Four Saskatchewan organizations are calling on the province to change the way it is handling the transition of the former federal pastures.
The Agricultural Producers Association of Saskatchewan, the Community Pasture Patrons Association of Saskatchewan, the Public Pastures — Public Interest and the Saskatchewan Wildlife Federation paid for a study done by Dave Phillips at Frogworks Consultants.
It was released Feb. 10 at the CPPAS annual meeting.
The study is critical of how Saskatchewan deals with the pastures compared to Manitoba.
It said the province has rejected a provincial association and prefers to help individual pastures rather than trying to work together for the collective good.
“The approach Saskatchewan is using to manage this transition has exposed the province and pasture patron groups to higher total costs for business entity designs, administration systems and range management plans,” said the executive summary.
It said the province’s policies are aimed at making money and offloading environmental responsibilities.
APAS president Norm Hall said patrons are required to pay full fees but also have to provide reports on species at risk and noxious weeds and provide full land access.
“With a private lease, you pay the rate and have full control,” he said.
The study said the government should discount annual fees to the pasture associations by 50 percent to reflect the cost of maintaining the public good and providing the reports.
It said half the patrons in the first 10 pastures to transition have left the business rather than move to the patron-operated model and asked the government to report on the implications.
The study also said the pastures should remain in public hands. They are available for sale under the crown land sale process, but none have been sold to date.
The organizations want the province to compile an inventory of native cover within the pastures to establish a baseline, explain how it will monitor and sustain ecological integrity and report publicly on the condition of wildlife habitat once every six years.
The study said Agriculture Canada used to do this work.

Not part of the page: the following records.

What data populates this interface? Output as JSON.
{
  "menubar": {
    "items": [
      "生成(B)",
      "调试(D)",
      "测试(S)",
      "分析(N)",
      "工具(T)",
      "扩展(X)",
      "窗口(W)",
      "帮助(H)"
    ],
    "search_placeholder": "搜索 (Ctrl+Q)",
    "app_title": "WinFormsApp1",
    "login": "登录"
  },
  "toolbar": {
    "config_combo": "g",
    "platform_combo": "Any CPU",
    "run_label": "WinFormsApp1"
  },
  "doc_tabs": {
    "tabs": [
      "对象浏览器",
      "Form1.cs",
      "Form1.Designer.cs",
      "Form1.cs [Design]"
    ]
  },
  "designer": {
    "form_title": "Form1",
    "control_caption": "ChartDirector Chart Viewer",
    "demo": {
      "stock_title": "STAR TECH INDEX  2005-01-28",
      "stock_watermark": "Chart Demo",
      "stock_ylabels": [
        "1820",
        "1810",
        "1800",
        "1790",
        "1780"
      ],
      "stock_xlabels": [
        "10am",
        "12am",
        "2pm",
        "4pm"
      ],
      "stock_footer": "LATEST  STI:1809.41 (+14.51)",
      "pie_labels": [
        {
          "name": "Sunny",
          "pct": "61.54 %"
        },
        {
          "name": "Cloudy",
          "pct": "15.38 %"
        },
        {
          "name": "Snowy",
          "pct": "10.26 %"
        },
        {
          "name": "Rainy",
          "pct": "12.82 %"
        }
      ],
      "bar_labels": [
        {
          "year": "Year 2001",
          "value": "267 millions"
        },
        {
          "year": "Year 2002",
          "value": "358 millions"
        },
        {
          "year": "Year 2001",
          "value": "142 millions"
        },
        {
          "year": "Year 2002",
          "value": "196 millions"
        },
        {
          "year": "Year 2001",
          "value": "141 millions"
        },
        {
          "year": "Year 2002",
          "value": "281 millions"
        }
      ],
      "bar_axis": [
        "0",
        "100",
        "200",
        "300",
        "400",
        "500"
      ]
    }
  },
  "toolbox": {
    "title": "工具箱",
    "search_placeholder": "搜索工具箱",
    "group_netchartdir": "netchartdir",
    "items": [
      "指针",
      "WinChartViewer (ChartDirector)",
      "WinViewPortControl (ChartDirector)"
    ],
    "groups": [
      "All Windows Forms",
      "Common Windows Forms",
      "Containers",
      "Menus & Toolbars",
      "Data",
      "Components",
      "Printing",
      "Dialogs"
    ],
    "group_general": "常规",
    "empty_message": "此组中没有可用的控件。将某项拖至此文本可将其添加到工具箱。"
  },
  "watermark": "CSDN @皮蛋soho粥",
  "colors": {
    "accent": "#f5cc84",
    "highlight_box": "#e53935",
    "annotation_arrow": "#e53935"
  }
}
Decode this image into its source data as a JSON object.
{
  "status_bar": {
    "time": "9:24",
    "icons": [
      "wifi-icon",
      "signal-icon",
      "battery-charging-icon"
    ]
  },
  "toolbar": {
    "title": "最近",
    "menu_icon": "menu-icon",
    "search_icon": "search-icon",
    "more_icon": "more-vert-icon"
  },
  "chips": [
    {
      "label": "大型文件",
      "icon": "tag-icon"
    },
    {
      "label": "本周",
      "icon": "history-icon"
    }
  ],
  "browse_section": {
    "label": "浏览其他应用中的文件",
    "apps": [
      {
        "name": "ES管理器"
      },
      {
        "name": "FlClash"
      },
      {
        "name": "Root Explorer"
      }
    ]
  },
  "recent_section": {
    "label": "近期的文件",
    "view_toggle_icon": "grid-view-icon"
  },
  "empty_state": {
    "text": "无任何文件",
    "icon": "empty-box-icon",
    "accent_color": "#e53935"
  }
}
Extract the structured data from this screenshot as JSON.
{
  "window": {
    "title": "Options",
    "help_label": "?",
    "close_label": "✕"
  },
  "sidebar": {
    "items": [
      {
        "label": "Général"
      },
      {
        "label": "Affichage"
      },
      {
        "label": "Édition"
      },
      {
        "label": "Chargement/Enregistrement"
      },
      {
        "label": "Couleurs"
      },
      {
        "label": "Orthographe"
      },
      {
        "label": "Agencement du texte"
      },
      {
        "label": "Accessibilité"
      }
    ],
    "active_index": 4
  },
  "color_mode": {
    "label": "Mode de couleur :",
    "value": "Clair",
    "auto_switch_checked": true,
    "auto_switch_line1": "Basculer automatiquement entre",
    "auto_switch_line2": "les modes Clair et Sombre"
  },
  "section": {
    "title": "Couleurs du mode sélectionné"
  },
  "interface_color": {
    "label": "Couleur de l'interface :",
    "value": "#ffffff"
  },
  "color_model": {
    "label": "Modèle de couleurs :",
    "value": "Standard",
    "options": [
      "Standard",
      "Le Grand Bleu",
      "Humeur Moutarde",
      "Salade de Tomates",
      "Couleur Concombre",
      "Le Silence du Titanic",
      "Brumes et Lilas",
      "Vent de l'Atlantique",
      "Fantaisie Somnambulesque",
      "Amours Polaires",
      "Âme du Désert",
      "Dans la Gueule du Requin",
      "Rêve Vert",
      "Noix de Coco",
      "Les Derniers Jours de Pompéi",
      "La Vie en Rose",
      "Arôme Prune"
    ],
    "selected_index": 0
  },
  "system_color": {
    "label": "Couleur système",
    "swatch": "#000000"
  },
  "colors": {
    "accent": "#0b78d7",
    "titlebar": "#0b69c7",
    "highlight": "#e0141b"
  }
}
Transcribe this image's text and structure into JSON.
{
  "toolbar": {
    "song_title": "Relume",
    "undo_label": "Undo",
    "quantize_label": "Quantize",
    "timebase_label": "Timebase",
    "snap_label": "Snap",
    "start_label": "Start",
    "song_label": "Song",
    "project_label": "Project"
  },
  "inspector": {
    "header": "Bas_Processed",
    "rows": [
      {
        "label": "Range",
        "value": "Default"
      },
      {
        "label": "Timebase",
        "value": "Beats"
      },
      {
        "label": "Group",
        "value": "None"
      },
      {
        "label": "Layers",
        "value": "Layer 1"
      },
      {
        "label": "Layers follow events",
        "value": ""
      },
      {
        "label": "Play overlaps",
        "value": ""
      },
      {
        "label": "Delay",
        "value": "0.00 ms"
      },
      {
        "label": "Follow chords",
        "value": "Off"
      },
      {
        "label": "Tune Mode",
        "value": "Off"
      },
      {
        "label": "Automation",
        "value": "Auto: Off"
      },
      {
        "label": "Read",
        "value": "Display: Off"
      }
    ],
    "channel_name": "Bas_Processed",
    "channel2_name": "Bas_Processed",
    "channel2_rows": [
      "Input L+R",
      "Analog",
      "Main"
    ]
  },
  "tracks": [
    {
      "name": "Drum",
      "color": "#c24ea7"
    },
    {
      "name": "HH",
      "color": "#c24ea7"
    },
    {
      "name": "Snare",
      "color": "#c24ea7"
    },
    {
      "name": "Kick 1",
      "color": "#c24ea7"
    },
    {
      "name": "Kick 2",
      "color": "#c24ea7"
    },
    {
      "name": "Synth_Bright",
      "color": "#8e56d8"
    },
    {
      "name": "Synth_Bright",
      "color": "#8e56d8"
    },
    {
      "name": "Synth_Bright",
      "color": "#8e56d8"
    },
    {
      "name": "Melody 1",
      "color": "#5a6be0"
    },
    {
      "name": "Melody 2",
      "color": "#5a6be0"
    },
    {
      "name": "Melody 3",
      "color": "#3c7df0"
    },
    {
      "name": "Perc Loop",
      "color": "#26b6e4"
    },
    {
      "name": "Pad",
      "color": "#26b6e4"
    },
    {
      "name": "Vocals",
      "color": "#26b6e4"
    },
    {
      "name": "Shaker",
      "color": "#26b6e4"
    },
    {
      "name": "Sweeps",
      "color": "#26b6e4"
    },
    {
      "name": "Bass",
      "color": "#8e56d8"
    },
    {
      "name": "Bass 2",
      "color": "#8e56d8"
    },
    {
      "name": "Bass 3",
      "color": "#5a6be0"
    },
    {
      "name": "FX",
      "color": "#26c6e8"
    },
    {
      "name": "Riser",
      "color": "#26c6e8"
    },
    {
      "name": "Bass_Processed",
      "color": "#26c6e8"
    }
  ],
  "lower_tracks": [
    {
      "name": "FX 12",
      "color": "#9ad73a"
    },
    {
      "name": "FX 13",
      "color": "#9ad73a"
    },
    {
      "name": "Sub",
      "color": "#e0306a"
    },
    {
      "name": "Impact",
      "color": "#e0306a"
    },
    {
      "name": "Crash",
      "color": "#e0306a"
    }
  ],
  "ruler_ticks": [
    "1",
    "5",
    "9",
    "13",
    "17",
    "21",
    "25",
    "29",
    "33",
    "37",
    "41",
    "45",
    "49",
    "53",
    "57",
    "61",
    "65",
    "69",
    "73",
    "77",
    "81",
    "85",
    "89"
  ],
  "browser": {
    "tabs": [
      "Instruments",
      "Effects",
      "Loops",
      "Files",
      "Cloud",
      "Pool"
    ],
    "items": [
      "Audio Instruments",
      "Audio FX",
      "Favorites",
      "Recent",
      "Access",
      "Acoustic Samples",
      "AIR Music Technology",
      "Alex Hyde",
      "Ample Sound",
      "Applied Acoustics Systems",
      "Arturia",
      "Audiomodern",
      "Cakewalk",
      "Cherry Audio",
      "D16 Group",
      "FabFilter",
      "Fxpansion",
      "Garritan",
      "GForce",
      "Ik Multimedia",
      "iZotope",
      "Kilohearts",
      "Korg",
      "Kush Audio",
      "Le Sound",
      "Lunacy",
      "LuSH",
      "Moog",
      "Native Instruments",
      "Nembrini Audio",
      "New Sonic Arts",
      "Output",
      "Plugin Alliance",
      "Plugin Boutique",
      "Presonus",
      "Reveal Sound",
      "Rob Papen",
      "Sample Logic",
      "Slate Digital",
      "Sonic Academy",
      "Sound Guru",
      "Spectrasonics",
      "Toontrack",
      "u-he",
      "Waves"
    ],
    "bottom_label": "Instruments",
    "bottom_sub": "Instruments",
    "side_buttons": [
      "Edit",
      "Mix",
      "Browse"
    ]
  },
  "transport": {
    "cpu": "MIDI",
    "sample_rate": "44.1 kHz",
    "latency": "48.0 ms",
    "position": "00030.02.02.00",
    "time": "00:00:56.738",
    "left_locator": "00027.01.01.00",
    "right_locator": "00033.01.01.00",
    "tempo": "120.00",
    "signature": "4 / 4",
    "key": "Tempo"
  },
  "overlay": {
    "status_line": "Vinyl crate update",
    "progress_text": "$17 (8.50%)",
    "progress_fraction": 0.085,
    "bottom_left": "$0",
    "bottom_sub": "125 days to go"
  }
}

“There are no apparent performance measures in place by which to assess the validity of the Saskatchewan government’s claim that ranchers are the best stewards of grass resources,” it said.
The study also asks the provincial government to fund the Community Pasture Patrons Association of Saskatchewan through its pasture transition program.
Hall said the government has received a copy of the study.
“The next step is to take it to the ministry and see what kind of wiggle room is in the contracts,” he said.
All of the partners have seen the study, he added, and while there was some concern it would go too far in favouring one direction over another, it is balanced and none have expressed concerns.